Note: while we have done this in the past, we’re not currently doing this.

Note: we may never do this consistently.

Note: we will probably do this, at least on an occasional basis, so I did my homework.

Note: if you plan on doing this for your musical worship, make sure you update your CCLI license to cover that kind of usage.

As I mentioned earlier, the ATEM Television Studio supports a live H.264 feed over USB 2.0 to a connected Mac or PC. If you use Livestream’s service for live streaming, their producer software recognizes the TVS and makes it work like magic. You set the quality requirements to match your network’s upstream link speed, and it does the rest. We’ve streamed a few memorial services, and one children’s choir performance, using this method. I’ve also used it in-house for a quick-and-dirty overflow room, since you can just subscribe to your own Livestream event in another room with a computer connected to a TV or Projector and sound system! (It has about a 15-second delay round-trip).

If you want to use another streaming service, I’ve read a gazillion recommendations for MXLight (£55), which allows you to output a usable stream for just about any service out there. I’ve never tried it, but there’s so many people out there recommending it on every corner of the globe that I’d be remiss not to mention it.

If you don’t like paying for your live streaming, you can use YouTube live for free, now that Google is opening live events to anyone with a verified account. (This is our planned course of action). I haven’t done much research into PC requirements for this however (Adobe FMLE or MXLight should do the trick), since our initial forays into this consumed massive CPU resources. (60% or more of an i7-960) I’d hate to think that a PC crash could take down our live stream, and frankly I’d rather have that PC free for other purposes such as running the control software and saving our backup recording.
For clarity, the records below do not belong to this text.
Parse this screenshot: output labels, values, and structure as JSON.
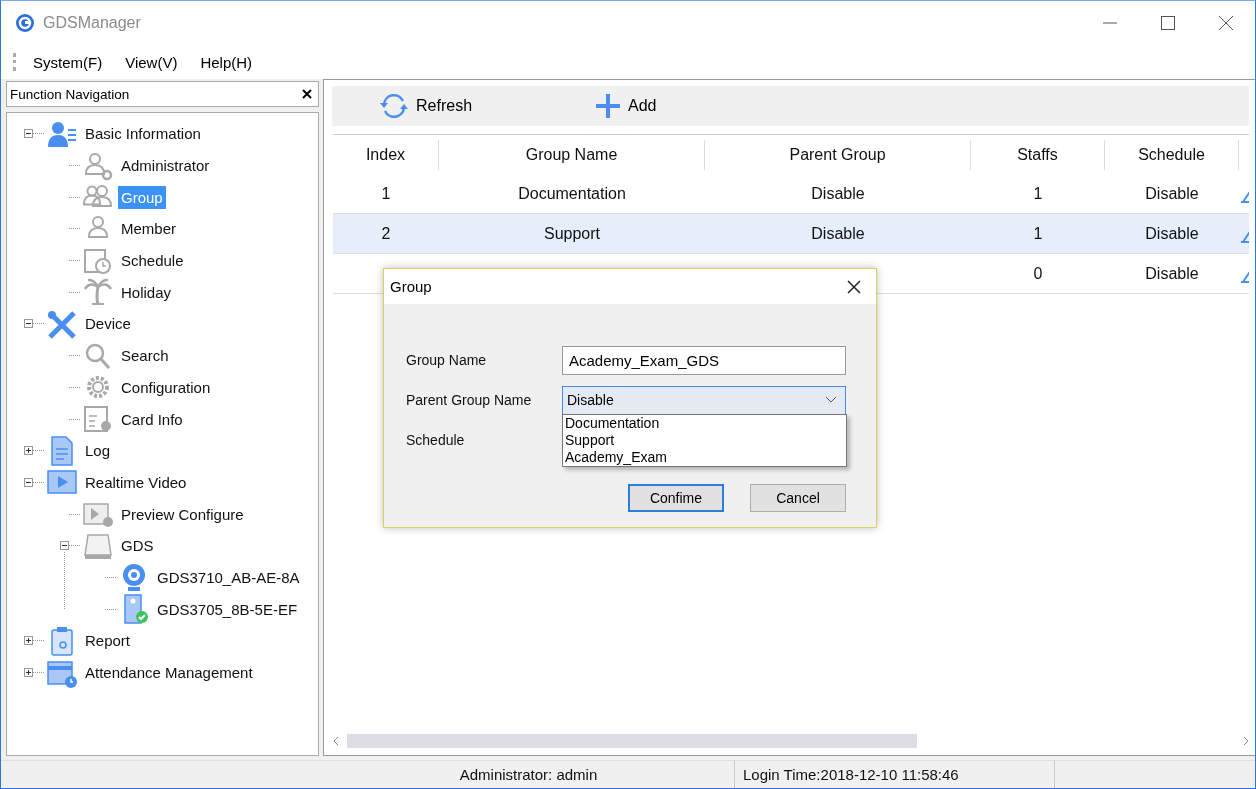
{
  "window": {
    "title": "GDSManager"
  },
  "menu": [
    "System(F)",
    "View(V)",
    "Help(H)"
  ],
  "navigation": {
    "title": "Function Navigation",
    "tree": [
      {
        "label": "Basic Information",
        "selected": false,
        "expanded": true,
        "children": [
          {
            "label": "Administrator",
            "selected": false
          },
          {
            "label": "Group",
            "selected": true
          },
          {
            "label": "Member",
            "selected": false
          },
          {
            "label": "Schedule",
            "selected": false
          },
          {
            "label": "Holiday",
            "selected": false
          }
        ]
      },
      {
        "label": "Device",
        "selected": false,
        "expanded": true,
        "children": [
          {
            "label": "Search",
            "selected": false
          },
          {
            "label": "Configuration",
            "selected": false
          },
          {
            "label": "Card Info",
            "selected": false
          }
        ]
      },
      {
        "label": "Log",
        "selected": false,
        "expanded": false
      },
      {
        "label": "Realtime Video",
        "selected": false,
        "expanded": true,
        "children": [
          {
            "label": "Preview Configure",
            "selected": false
          },
          {
            "label": "GDS",
            "selected": false,
            "expanded": true,
            "children": [
              {
                "label": "GDS3710_AB-AE-8A",
                "selected": false
              },
              {
                "label": "GDS3705_8B-5E-EF",
                "selected": false
              }
            ]
          }
        ]
      },
      {
        "label": "Report",
        "selected": false,
        "expanded": false
      },
      {
        "label": "Attendance Management",
        "selected": false,
        "expanded": false
      }
    ]
  },
  "toolbar": {
    "buttons": [
      "Refresh",
      "Add"
    ]
  },
  "table": {
    "columns": [
      "Index",
      "Group Name",
      "Parent Group",
      "Staffs",
      "Schedule"
    ],
    "rows": [
      {
        "index": "1",
        "group_name": "Documentation",
        "parent_group": "Disable",
        "staffs": "1",
        "schedule": "Disable",
        "selected": false
      },
      {
        "index": "2",
        "group_name": "Support",
        "parent_group": "Disable",
        "staffs": "1",
        "schedule": "Disable",
        "selected": true
      },
      {
        "staffs": "0",
        "schedule": "Disable",
        "selected": false
      }
    ]
  },
  "dialog": {
    "title": "Group",
    "fields": [
      {
        "label": "Group Name",
        "kind": "text",
        "value": "Academy_Exam_GDS"
      },
      {
        "label": "Parent Group Name",
        "kind": "select",
        "value": "Disable",
        "expanded": true,
        "options": [
          {
            "label": "Documentation",
            "selected": false
          },
          {
            "label": "Support",
            "selected": false
          },
          {
            "label": "Academy_Exam",
            "selected": false
          }
        ]
      },
      {
        "label": "Schedule",
        "kind": "label"
      }
    ],
    "buttons": [
      {
        "label": "Confime",
        "focused": true
      },
      {
        "label": "Cancel",
        "focused": false
      }
    ]
  },
  "status_bar": [
    "Administrator: admin",
    "Login Time:2018-12-10 11:58:46"
  ]
}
The perfect solution is a Teradek VidiU ($699). It’s a little box that supports HDMI input and does hardware H.264 encoding that is perfectly compatible with YouTube live. Plug it in, set a few settings, and you’re up and running.

Next up: Projection